Data provided Block Start
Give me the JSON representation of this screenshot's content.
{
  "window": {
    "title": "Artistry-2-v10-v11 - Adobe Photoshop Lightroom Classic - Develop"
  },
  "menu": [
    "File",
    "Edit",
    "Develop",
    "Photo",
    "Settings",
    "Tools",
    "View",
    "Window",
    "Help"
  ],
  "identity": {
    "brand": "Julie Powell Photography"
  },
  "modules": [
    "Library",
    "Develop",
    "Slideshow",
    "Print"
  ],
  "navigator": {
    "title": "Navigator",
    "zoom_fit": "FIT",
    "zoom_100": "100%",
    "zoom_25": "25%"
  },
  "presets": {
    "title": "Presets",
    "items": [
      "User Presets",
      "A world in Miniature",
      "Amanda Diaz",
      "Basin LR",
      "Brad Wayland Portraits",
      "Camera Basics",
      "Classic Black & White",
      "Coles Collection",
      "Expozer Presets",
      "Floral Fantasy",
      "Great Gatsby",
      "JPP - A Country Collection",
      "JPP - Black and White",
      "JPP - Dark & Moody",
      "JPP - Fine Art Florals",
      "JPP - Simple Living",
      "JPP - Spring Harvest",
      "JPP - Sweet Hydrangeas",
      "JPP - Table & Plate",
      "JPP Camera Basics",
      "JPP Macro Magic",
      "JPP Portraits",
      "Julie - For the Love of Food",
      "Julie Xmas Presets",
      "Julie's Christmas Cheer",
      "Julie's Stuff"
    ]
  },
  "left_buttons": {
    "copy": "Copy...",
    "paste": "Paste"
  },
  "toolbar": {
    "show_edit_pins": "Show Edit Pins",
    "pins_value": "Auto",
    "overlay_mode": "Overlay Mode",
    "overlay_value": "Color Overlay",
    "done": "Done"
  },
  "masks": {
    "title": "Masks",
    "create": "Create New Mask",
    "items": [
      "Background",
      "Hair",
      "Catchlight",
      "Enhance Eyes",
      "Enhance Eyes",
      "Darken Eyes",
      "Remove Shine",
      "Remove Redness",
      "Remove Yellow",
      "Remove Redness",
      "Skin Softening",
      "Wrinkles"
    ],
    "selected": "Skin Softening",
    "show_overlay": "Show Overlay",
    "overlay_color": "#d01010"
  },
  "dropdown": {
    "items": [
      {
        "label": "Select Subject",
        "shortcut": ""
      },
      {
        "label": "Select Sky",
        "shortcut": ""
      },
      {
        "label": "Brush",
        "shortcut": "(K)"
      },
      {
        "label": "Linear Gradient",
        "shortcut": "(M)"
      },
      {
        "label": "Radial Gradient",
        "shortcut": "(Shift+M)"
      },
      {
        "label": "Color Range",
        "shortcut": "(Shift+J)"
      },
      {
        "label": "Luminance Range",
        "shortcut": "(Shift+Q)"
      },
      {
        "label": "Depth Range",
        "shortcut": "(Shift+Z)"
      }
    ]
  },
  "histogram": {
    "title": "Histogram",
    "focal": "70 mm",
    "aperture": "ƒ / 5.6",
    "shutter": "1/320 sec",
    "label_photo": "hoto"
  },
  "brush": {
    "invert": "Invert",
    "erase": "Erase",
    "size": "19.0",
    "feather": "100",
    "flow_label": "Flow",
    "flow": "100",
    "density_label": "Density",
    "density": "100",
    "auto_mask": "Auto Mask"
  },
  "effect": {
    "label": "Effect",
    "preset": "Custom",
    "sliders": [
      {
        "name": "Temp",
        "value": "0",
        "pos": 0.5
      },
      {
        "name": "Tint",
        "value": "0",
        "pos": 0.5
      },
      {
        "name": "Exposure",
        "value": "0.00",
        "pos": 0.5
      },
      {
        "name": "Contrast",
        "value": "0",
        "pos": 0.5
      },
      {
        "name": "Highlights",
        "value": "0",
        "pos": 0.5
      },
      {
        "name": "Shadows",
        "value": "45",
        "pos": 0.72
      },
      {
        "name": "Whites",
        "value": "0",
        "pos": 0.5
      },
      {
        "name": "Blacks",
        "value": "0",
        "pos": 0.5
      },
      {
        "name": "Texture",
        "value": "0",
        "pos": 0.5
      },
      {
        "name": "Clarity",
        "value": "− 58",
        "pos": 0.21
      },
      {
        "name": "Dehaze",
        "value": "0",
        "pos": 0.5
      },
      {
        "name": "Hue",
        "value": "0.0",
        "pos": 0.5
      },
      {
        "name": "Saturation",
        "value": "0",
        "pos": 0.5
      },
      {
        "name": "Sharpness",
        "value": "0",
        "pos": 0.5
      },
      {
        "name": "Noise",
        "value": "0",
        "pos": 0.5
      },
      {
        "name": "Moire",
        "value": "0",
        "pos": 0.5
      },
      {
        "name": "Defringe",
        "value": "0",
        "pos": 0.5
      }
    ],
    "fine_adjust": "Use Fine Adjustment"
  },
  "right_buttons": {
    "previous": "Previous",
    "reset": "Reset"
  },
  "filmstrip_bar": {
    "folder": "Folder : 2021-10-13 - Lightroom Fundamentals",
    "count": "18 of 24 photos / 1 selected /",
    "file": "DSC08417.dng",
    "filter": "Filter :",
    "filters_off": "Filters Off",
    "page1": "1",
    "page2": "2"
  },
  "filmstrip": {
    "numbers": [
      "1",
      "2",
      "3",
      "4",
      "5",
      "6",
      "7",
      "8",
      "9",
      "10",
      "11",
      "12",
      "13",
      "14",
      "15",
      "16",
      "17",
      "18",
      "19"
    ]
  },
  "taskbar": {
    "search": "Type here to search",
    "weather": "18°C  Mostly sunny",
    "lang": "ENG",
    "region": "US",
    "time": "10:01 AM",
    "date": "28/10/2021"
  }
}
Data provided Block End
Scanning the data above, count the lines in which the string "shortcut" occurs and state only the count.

◆ Task solution ◆
8